**BRIEF:**
Where the string "structured" occurs in the material below, report the whole line.

──────────────────────────────

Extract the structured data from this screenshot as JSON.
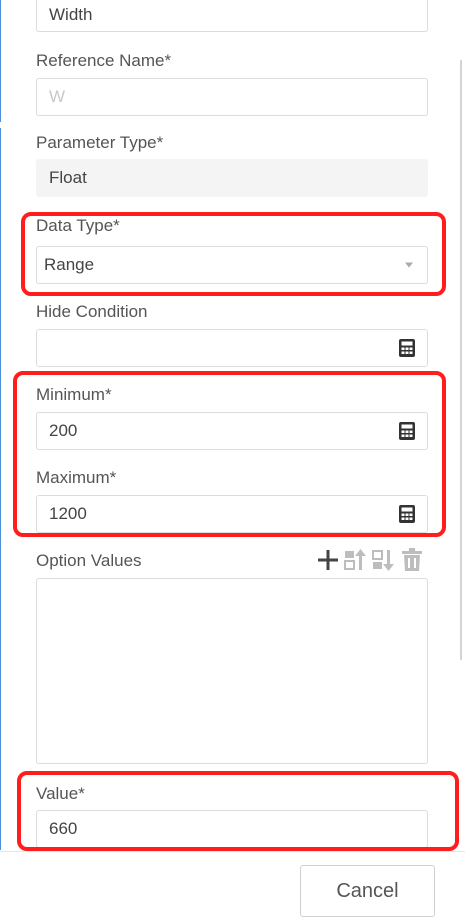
{
  "form": {
    "width_field": {
      "value": "Width"
    },
    "reference_name": {
      "label": "Reference Name*",
      "value": "W"
    },
    "parameter_type": {
      "label": "Parameter Type*",
      "value": "Float"
    },
    "data_type": {
      "label": "Data Type*",
      "value": "Range"
    },
    "hide_condition": {
      "label": "Hide Condition",
      "value": ""
    },
    "minimum": {
      "label": "Minimum*",
      "value": "200"
    },
    "maximum": {
      "label": "Maximum*",
      "value": "1200"
    },
    "option_values": {
      "label": "Option Values",
      "toolbar": [
        "plus-icon",
        "move-up-icon",
        "move-down-icon",
        "trash-icon"
      ]
    },
    "value": {
      "label": "Value*",
      "value": "660"
    }
  },
  "footer": {
    "cancel_label": "Cancel"
  },
  "colors": {
    "highlight": "#ff1d1d",
    "label": "#555555",
    "field_border": "#dcdcdc",
    "readonly_bg": "#f4f4f4"
  }
}
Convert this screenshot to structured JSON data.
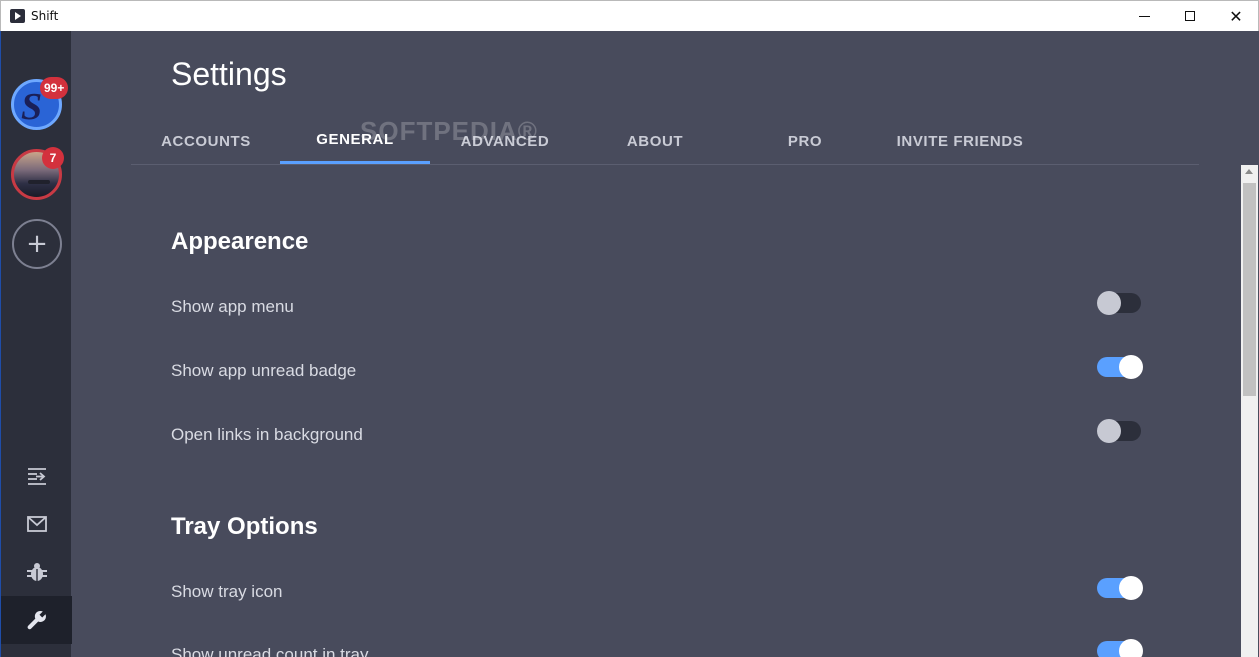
{
  "window": {
    "title": "Shift",
    "minimize_glyph": "",
    "close_glyph": "✕"
  },
  "sidebar": {
    "accounts": [
      {
        "badge": "99+"
      },
      {
        "badge": "7"
      }
    ],
    "add_glyph": "+",
    "icons": [
      "menu-arrow-icon",
      "mail-icon",
      "bug-icon",
      "wrench-icon"
    ]
  },
  "page": {
    "title": "Settings"
  },
  "tabs": [
    {
      "label": "ACCOUNTS",
      "active": false
    },
    {
      "label": "GENERAL",
      "active": true
    },
    {
      "label": "ADVANCED",
      "active": false
    },
    {
      "label": "ABOUT",
      "active": false
    },
    {
      "label": "PRO",
      "active": false
    },
    {
      "label": "INVITE FRIENDS",
      "active": false
    }
  ],
  "watermark": "SOFTPEDIA®",
  "sections": {
    "appearance": {
      "title": "Appearence",
      "rows": [
        {
          "label": "Show app menu",
          "enabled": false
        },
        {
          "label": "Show app unread badge",
          "enabled": true
        },
        {
          "label": "Open links in background",
          "enabled": false
        }
      ]
    },
    "tray": {
      "title": "Tray Options",
      "rows": [
        {
          "label": "Show tray icon",
          "enabled": true
        },
        {
          "label": "Show unread count in tray",
          "enabled": true
        }
      ]
    }
  },
  "colors": {
    "accent": "#5aa0ff",
    "background": "#484b5c",
    "sidebar": "#2c2f3b",
    "badge": "#d3313d"
  }
}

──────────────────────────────

**PROBLEM SOLUTION:**
Extract the structured data from this screenshot as JSON.
Convert this screenshot to structured JSON data.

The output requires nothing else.